Simon B. Støvring
Developer with a passion for iOS and developer tools. Building Runestone, Scriptable, Jayson and Datajar. Aspiring home brewer.
What is your favourite developer tool and why?
I love developer tools and enjoy trying out new tools as well as building developer tools myself. However, my day-to-day setup is quite boring. I like to keep my setup fairly simple and not be too dependent on a long list of developer tools in my day-to-day work.
My favorite developer tool that I use almost daily must be the Nova app by Panic. It isn’t specific to iOS development but it’s by far my favorite text editor for macOS. I have a strong love for text editors, in particular text editors that feel modern while also remaining true to the platform, and I believe that’s exactly what Nova does.
What's one tool you wish you had used sooner?
For many years I used git solely through the terminal. One day I noticed that people I worked with made better commits than me. The changes in their commits were more specific and as such, it was easier to understand their thinking when reviewing PRs and browsing the history in a repository. I also noticed that they were faster at cherry-picking commits and rolling back changes. In short: they were better at using Git than I. I was only better at using Git through the terminal but what does that matter if the end result is worse?
I realized that I had gotten lazy when using Git and I had never really picked up the more advanced workflows. I decided to improve this and that’s when I went searching for a Git client with a GUI. I tried a few clients but none of them really clicked with me. Until I found Fork, a very powerful Git client developed by just two people. I’ve been using Fork for about three years and wish I had started using it much sooner.
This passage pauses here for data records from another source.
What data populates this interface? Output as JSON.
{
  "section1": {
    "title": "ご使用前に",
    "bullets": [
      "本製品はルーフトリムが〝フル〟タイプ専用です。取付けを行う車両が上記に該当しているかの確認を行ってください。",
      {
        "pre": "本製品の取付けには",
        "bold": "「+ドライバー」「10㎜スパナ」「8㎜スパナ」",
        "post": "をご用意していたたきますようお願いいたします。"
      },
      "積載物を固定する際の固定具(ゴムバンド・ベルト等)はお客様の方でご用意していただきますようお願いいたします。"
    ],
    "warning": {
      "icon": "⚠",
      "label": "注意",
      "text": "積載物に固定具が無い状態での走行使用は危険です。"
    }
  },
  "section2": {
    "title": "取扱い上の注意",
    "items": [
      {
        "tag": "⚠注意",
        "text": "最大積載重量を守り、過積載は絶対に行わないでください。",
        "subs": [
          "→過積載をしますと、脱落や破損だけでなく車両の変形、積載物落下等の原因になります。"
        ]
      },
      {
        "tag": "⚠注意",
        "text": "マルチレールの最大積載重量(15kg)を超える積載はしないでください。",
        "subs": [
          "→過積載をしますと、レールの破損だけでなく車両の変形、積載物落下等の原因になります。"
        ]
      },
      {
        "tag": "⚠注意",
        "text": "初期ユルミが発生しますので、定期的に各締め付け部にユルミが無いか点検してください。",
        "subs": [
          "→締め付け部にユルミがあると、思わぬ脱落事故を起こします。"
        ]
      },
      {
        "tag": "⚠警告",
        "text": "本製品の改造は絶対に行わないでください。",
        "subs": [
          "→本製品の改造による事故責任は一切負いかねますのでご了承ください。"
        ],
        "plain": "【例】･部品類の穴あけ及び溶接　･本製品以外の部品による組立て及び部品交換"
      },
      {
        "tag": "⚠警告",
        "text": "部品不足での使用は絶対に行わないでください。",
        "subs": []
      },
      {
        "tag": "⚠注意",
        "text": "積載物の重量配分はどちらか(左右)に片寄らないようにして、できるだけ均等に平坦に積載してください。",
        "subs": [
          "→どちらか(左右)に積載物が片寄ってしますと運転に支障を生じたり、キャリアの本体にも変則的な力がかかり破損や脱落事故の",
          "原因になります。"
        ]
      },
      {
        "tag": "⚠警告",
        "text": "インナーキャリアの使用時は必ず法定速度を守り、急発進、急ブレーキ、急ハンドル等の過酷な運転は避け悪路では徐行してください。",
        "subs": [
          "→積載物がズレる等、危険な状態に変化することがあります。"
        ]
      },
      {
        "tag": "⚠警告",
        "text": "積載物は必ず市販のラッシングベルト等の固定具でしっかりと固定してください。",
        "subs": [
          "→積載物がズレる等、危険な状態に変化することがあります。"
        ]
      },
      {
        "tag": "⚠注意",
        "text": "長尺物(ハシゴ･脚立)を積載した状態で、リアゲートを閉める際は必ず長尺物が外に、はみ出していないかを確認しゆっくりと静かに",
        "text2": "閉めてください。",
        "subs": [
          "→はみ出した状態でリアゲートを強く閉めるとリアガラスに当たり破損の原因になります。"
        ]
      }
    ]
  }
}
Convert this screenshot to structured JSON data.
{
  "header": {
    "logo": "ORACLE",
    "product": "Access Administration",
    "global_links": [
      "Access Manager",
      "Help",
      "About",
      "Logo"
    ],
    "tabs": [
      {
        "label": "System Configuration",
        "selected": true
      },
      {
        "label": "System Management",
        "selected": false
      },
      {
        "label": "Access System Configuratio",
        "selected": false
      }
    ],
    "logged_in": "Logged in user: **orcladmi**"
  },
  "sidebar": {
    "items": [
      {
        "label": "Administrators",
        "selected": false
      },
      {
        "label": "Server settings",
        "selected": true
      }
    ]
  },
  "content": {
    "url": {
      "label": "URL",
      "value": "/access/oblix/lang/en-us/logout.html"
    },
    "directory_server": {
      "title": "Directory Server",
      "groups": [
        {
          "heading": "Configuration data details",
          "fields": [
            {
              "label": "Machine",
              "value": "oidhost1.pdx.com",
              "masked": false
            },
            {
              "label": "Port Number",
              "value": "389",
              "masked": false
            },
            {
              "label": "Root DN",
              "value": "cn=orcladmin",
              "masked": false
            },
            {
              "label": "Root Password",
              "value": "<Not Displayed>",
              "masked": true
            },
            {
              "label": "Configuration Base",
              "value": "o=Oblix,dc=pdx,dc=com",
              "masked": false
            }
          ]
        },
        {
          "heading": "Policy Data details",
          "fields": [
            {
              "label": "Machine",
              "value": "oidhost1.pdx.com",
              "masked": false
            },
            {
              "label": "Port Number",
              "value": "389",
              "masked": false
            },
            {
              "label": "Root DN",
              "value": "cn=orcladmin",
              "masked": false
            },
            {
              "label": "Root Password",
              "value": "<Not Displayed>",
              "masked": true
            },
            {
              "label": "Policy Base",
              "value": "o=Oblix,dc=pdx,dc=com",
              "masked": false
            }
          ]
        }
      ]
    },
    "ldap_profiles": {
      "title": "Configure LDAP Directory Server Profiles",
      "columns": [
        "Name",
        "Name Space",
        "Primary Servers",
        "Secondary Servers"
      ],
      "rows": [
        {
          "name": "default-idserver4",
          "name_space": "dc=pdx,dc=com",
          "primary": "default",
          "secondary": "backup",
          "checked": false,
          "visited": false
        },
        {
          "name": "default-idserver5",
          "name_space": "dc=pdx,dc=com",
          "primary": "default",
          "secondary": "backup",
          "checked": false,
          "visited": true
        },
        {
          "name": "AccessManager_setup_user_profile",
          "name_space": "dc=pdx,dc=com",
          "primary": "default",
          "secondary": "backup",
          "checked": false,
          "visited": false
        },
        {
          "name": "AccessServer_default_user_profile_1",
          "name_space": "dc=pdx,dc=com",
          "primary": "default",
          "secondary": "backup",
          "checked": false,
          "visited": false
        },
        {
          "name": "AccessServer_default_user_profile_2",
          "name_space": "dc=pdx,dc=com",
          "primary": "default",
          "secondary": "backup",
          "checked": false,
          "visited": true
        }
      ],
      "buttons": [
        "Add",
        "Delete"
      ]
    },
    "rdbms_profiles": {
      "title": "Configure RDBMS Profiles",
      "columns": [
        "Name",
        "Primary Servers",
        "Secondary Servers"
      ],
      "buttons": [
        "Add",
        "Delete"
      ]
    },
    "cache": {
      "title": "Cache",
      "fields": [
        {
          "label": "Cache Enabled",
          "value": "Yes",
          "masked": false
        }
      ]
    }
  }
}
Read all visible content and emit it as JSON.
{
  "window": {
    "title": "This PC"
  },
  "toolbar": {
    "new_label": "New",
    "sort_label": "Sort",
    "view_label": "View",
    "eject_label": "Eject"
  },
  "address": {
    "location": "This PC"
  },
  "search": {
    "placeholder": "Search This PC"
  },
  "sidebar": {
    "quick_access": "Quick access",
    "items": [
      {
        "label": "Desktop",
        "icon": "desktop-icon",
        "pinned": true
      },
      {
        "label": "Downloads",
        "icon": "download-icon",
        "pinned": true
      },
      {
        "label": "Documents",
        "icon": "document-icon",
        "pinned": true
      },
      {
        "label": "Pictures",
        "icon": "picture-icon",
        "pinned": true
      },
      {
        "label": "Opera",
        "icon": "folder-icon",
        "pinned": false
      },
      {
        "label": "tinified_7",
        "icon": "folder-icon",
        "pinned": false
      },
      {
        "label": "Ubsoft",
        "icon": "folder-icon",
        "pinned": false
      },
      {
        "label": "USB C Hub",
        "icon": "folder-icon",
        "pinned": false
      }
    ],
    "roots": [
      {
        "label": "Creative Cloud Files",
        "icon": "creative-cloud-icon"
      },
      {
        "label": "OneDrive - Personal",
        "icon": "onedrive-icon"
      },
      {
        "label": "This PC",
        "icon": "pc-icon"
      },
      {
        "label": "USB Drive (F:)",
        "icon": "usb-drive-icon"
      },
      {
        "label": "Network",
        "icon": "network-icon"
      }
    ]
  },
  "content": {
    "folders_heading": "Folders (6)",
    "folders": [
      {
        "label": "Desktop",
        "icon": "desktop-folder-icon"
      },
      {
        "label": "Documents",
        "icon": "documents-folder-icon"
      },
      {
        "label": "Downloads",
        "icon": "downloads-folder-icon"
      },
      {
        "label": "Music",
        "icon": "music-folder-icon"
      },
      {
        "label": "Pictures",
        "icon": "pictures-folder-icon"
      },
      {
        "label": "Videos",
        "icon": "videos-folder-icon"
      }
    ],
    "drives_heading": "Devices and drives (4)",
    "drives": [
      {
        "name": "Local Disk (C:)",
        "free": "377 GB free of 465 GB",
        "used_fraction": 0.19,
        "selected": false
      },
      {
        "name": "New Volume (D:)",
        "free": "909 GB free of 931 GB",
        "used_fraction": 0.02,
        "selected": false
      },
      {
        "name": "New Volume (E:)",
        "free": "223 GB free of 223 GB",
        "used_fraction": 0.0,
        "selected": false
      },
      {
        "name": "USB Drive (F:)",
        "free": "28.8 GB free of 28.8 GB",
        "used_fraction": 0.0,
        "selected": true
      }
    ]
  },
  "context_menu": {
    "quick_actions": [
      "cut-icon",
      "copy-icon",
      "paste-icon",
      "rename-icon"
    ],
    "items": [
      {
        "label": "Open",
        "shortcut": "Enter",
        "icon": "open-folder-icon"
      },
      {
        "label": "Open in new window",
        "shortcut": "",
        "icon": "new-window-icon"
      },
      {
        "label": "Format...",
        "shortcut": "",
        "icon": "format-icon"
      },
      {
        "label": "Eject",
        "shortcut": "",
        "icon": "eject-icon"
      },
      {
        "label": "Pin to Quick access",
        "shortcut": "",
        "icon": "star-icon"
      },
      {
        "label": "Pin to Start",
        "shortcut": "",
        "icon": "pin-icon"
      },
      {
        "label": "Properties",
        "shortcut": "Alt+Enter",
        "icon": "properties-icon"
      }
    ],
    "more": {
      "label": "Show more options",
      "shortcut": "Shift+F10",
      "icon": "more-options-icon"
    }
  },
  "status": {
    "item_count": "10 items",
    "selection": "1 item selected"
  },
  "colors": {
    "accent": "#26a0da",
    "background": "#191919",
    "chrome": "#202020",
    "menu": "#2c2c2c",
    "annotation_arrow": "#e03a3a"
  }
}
What is a tool you couldn’t live without?
As someone who primarily makes software for iOS, the obvious answer would be Xcode. I spend a huge part of my day working in Xcode, and probably to a degree that I can barely live without it. Xcode is also the boring answer, so I’ll pick something else.
The one developer tool that has stayed in my toolchain for the longest, except for Xcode, is Charles. It’s a tool for viewing, debugging, modifying, and replaying network traffic. You can set up Charles to proxy all HTTP and HTTPS traffic from your Mac or iPhone to inspect and modify any request and response. This has been an important tool for me in debugging and understanding iOS apps for the past 10 years or so.
Charles is a Java app, so it doesn’t feel native to macOS. However, I live with that because I know my way around the app and it has been rock solid for years. If you’re only just getting into debugging network traffic with a proxy, I’d recommend taking a look at Proxyman, a native macOS app with features similar to Charles.
If you could choose one tool/app to be installed on Macs in all Apple stores, which one would it be and why?
For an app to be installed on Macs in Apple Stores, I think they have to appeal to a wide audience, be easy to get started with and be a prime example of how a Mac app should look and behave. I can’t think of any app that matches these criteria better than Sketch.
I use Sketch almost daily for designing my apps, and websites, mocking up ideas, and sometimes even just measuring distances in a screenshot. All of it is fast and intuitive. I know there are popular competitors to Sketch out there but none of them ‘click’ with me the same way that Sketch does. I think it’s the prime example of how a Mac app should look and behave.
Your top 5 apps on your Mac/iPhone/iPad?
Tot for quickly jotting down text that I don’t need to keep around. Text that I need to keep for a longer period of time goes into Notes.
Tweetbot for staying in touch with the iOS developer community.
Things. Without it, I wouldn’t get much done. Almost everything I need to do throughout a day, whether it is on my day job or in my spare time, goes into Things.
Fork. I feel like changing from using Git in the terminal to a GUI-based app has made me a better developer.
Sketch. For all the same reasons as listed previously. It’s one of those apps that I really enjoy using.
Thanks for the interview and your time Simon! Follow Simon on Twitter if you want to stay up to date on his journey!